Recently appointed Disney Professor of Archaeology at the University of Cambridge and Director of the McDonald Institute for Archaeological Research, Graeme Barker's role in archaeology is evident from his extensive publications, many of them landmarks in landscape and environmental archaeology.

Right from the start of his career Dr. Barker established himself as a scholar of remarkable promise, and he has maintained his incredible productivity right down to the present day. Within the past ten years he has published such major works as A Mediterranean Valley: Landscape Archaeology as Annales History in the Biferno Valley (1995; Italian translation 2001) and The Biferno Valley Survey: the Archaeological and Geomorphological Record (1995), both dealing with a region in central southern Italy. In addition to this long-standing interest in Italy and Italian archaeology Dr. Barker moved across the Mediterranean, to Libya, and became part of a large UNESCO project on semi-arid landscapes. This resulted in a two-volume work on Farming the Desert: the UNESCO Libyan Valleys Archaeological Survey (1996). This research was done together with David Mattingly, and Barker and Mattingly have now moved to Jordan and are about to publish Archaeology and Desertification: the Wadi Faynan Landscape Survey.

All of this work has involved the development of new techniques in field survey as well as the use of all the latest technology now available for such work, including satellite imagery and GIS survey data. Barker is currently working in Indonesia, as part of a large research project reinvestigating the famous Niah Cave in Sarawak, a project that involves the study of human rainforest history in Southeast Asia. By studying the past in such detail Prof. Barker has also provided information of great value to all those peoples still living in semi-arid environments.

Along with all of this research Prof. Barker has also taken a major interest in institutional development and the promotion of archaeology in the United Kingdom and abroad. He is well known for promoting the work of younger scholars and in nurturing the future careers of students.
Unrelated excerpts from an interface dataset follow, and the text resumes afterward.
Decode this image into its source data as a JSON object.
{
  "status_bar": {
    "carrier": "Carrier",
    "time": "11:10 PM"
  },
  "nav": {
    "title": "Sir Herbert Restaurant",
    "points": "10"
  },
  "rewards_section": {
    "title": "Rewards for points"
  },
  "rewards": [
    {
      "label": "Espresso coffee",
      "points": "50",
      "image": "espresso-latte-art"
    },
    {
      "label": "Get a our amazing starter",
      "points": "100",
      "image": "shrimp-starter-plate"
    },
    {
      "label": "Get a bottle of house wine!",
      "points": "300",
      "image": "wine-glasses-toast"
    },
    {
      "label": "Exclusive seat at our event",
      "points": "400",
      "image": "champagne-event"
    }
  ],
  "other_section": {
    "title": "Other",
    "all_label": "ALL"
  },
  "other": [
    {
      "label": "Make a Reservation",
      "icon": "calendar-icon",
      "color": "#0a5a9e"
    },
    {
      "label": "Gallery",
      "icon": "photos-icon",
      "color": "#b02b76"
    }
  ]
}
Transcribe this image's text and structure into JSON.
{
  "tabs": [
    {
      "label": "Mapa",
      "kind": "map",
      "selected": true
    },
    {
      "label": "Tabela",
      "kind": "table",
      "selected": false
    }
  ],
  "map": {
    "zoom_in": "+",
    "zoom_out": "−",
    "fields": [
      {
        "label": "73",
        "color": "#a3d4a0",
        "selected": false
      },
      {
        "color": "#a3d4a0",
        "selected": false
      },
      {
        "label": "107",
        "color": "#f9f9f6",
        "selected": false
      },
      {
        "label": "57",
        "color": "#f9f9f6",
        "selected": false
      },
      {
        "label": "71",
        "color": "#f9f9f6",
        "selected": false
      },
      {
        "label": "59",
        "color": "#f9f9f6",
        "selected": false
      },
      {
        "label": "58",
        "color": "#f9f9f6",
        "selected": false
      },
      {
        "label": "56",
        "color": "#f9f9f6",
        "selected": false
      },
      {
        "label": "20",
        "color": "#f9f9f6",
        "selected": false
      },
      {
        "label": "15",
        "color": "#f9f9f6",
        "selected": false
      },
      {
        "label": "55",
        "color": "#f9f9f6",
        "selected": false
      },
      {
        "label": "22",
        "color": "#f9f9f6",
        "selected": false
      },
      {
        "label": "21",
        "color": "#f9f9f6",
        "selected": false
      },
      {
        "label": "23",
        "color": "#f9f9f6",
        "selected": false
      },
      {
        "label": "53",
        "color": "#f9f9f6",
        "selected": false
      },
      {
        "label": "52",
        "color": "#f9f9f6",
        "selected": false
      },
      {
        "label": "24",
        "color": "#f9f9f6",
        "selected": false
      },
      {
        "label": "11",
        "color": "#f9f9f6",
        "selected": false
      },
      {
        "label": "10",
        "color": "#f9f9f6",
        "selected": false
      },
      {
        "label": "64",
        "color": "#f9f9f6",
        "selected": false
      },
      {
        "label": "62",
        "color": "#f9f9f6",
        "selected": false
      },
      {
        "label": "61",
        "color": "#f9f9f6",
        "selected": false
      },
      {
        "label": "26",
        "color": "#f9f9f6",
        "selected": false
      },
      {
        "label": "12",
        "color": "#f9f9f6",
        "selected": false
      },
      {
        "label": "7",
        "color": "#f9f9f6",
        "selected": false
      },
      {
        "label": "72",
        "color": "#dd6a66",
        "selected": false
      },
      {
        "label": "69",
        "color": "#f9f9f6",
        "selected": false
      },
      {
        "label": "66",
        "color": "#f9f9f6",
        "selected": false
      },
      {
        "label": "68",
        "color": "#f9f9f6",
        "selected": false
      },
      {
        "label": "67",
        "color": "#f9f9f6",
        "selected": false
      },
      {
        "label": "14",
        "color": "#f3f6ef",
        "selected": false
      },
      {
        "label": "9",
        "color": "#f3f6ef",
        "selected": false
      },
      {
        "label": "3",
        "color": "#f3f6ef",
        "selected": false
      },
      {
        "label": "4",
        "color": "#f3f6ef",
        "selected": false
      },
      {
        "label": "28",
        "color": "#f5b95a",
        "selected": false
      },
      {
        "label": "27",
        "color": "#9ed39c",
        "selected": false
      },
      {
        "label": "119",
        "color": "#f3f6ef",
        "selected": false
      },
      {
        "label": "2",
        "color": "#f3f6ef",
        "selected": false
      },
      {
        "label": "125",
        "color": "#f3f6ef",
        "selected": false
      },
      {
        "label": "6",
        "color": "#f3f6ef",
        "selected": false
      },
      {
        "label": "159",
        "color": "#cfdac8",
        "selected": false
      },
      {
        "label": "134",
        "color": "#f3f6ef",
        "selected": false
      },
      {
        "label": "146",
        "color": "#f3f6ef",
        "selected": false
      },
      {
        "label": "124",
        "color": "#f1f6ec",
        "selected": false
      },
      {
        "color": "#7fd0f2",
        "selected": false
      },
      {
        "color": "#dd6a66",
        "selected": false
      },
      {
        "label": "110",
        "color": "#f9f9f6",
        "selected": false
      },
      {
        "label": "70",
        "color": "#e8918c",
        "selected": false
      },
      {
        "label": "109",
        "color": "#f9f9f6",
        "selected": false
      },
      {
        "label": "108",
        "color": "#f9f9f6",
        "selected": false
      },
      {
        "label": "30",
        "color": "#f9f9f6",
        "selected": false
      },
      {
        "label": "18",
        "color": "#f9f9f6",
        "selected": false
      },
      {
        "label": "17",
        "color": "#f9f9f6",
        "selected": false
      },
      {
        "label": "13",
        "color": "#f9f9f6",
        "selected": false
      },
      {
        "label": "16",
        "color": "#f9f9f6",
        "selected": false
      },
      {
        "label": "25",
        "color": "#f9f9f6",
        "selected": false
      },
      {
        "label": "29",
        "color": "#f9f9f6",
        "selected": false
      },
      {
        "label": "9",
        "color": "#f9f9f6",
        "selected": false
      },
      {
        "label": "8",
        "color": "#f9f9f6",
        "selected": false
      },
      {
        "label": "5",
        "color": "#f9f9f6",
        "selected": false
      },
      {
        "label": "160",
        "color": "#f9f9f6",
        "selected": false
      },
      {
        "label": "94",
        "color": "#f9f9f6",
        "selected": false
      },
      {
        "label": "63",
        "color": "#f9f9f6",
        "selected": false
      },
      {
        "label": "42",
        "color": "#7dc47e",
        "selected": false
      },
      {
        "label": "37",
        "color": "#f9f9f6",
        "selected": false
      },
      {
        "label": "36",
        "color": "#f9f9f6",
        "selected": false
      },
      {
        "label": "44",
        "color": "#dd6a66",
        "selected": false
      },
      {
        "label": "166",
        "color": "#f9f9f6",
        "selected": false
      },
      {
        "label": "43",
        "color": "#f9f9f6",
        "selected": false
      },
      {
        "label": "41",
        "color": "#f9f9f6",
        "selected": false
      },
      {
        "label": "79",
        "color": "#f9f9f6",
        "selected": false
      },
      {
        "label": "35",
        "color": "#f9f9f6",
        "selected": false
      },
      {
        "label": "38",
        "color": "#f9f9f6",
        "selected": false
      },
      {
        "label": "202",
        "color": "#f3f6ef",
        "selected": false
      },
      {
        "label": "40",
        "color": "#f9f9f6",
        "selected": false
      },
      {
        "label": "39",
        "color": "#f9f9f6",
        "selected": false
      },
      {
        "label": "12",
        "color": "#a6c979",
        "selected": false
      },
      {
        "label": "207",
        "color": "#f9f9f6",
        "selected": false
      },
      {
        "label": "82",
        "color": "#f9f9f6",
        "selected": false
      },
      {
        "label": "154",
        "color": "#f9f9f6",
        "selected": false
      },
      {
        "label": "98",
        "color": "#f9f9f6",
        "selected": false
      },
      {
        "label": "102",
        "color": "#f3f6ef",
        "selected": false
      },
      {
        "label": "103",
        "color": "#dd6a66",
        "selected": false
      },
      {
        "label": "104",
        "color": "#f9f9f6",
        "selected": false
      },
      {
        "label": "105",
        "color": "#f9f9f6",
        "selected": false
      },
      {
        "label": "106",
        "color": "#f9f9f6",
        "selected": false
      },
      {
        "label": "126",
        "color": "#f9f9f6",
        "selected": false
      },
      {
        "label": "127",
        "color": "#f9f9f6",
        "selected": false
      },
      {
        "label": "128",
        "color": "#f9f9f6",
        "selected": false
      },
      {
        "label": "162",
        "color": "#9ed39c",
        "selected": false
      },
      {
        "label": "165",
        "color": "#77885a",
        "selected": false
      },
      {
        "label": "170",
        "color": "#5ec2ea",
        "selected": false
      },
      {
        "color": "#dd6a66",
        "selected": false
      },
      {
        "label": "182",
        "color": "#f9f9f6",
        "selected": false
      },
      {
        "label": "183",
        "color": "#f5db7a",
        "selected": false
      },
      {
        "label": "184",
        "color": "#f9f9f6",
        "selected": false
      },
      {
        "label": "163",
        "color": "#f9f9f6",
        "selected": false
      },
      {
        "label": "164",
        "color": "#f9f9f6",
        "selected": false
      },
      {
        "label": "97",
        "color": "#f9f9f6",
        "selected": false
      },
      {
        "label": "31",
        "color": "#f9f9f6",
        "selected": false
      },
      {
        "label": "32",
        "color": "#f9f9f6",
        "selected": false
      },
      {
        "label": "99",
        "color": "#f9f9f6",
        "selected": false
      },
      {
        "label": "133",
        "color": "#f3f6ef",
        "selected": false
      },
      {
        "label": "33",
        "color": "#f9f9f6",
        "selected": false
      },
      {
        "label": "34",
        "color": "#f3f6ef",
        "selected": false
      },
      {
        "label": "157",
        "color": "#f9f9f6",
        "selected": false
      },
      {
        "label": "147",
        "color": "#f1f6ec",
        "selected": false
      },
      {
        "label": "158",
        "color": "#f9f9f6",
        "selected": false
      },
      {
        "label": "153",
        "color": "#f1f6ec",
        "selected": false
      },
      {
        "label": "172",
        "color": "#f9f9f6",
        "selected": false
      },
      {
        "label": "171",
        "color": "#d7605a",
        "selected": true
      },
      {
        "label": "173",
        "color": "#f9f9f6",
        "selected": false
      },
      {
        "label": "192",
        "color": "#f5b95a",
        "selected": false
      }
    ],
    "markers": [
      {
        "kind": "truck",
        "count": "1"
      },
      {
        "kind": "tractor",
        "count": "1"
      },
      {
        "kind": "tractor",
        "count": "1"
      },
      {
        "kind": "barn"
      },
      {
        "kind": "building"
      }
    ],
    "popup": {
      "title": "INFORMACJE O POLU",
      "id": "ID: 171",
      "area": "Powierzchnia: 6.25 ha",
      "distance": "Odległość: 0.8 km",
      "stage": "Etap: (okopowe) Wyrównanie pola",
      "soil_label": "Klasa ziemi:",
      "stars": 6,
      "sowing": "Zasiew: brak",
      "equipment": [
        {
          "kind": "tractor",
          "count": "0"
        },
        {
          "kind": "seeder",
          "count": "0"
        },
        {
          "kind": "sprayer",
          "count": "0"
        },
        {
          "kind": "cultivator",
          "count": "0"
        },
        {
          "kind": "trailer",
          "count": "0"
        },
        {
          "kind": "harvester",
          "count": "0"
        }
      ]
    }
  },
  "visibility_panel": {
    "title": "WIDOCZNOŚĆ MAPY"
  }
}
He has served as Director of the British School of Archaeology at Rome and as a member of the British Academy's Board for British Schools and Institutes Abroad (of which he currently serves as Chair). He is a member of the editorial boards of several learned journals, serves as a Senior Editor for the Cambridge University Press and is currently President of the Prehistoric Society.